§ WORK TO COMPLETE:
Retype all of the entries exactly as they appear.

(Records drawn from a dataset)

━━━━━━━━

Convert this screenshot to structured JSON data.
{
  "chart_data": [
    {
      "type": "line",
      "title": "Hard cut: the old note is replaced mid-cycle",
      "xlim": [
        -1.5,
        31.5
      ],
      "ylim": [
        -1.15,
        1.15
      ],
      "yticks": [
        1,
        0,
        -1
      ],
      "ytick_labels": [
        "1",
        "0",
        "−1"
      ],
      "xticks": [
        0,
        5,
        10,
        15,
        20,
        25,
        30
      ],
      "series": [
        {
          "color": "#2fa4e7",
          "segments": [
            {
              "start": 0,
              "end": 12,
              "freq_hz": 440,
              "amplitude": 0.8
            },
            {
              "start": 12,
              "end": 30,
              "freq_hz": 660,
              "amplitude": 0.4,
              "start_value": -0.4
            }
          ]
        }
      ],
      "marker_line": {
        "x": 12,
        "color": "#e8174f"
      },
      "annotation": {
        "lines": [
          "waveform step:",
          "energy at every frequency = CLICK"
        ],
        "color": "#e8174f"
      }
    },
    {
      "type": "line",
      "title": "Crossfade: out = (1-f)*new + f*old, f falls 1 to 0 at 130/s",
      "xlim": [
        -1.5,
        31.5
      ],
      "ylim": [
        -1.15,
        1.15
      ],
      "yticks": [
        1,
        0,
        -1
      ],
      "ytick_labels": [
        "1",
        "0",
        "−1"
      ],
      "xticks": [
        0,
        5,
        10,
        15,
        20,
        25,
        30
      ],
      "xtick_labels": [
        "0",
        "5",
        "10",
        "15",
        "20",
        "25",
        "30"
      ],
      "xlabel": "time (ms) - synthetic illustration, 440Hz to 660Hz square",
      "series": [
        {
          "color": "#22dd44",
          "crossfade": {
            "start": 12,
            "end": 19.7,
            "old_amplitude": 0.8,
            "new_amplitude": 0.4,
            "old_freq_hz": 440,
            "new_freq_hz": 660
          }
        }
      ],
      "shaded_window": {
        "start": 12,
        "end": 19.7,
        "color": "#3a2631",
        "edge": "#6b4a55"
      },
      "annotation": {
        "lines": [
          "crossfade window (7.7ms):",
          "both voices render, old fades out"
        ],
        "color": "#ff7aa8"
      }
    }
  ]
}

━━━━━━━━

§ SOLUTION FOR THIS PROBLEM:
Convert this screenshot to structured JSON data.
{
  "chart_data": [
    {
      "type": "line",
      "title": "Hard cut: the old note is replaced mid-cycle",
      "xlim": [
        -1.5,
        31.5
      ],
      "ylim": [
        -1.15,
        1.15
      ],
      "yticks": [
        1,
        0,
        -1
      ],
      "ytick_labels": [
        "1",
        "0",
        "−1"
      ],
      "xticks": [
        0,
        5,
        10,
        15,
        20,
        25,
        30
      ],
      "series": [
        {
          "color": "#2fa4e7",
          "segments": [
            {
              "start": 0,
              "end": 12,
              "freq_hz": 440,
              "amplitude": 0.8
            },
            {
              "start": 12,
              "end": 30,
              "freq_hz": 660,
              "amplitude": 0.4,
              "start_value": -0.4
            }
          ]
        }
      ],
      "marker_line": {
        "x": 12,
        "color": "#e8174f"
      },
      "annotation": {
        "lines": [
          "waveform step:",
          "energy at every frequency = CLICK"
        ],
        "color": "#e8174f"
      }
    },
    {
      "type": "line",
      "title": "Crossfade: out = (1-f)*new + f*old, f falls 1 to 0 at 130/s",
      "xlim": [
        -1.5,
        31.5
      ],
      "ylim": [
        -1.15,
        1.15
      ],
      "yticks": [
        1,
        0,
        -1
      ],
      "ytick_labels": [
        "1",
        "0",
        "−1"
      ],
      "xticks": [
        0,
        5,
        10,
        15,
        20,
        25,
        30
      ],
      "xtick_labels": [
        "0",
        "5",
        "10",
        "15",
        "20",
        "25",
        "30"
      ],
      "xlabel": "time (ms) - synthetic illustration, 440Hz to 660Hz square",
      "series": [
        {
          "color": "#22dd44",
          "crossfade": {
            "start": 12,
            "end": 19.7,
            "old_amplitude": 0.8,
            "new_amplitude": 0.4,
            "old_freq_hz": 440,
            "new_freq_hz": 660
          }
        }
      ],
      "shaded_window": {
        "start": 12,
        "end": 19.7,
        "color": "#3a2631",
        "edge": "#6b4a55"
      },
      "annotation": {
        "lines": [
          "crossfade window (7.7ms):",
          "both voices render, old fades out"
        ],
        "color": "#ff7aa8"
      }
    }
  ]
}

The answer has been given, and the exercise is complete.